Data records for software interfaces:
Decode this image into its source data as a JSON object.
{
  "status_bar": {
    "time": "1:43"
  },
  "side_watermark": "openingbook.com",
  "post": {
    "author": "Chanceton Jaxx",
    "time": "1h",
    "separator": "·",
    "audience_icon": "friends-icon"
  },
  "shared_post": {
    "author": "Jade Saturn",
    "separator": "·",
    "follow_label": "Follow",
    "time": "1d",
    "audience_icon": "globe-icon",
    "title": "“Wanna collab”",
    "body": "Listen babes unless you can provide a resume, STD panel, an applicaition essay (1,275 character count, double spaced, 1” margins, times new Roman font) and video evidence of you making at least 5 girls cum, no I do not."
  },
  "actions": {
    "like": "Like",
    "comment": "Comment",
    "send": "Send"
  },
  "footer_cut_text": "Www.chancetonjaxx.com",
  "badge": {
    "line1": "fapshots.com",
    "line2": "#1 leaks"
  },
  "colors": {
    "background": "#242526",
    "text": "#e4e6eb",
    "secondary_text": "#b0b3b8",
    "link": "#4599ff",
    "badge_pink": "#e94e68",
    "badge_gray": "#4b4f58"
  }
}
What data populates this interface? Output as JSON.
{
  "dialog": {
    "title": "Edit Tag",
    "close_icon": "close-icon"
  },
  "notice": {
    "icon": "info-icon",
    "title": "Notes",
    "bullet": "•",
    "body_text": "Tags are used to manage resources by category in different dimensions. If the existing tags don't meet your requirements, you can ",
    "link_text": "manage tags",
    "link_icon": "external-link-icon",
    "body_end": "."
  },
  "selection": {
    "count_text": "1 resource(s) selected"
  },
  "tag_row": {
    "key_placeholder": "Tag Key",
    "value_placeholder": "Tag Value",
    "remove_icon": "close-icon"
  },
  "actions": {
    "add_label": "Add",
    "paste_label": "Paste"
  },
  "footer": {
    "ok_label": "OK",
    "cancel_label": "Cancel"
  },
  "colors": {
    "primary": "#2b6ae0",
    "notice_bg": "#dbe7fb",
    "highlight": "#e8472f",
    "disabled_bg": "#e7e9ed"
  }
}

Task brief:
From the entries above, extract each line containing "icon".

Result of this exercise:
    "audience_icon": "friends-icon"
    "audience_icon": "globe-icon",
    "close_icon": "close-icon"
    "icon": "info-icon",
    "link_icon": "external-link-icon",
    "remove_icon": "close-icon"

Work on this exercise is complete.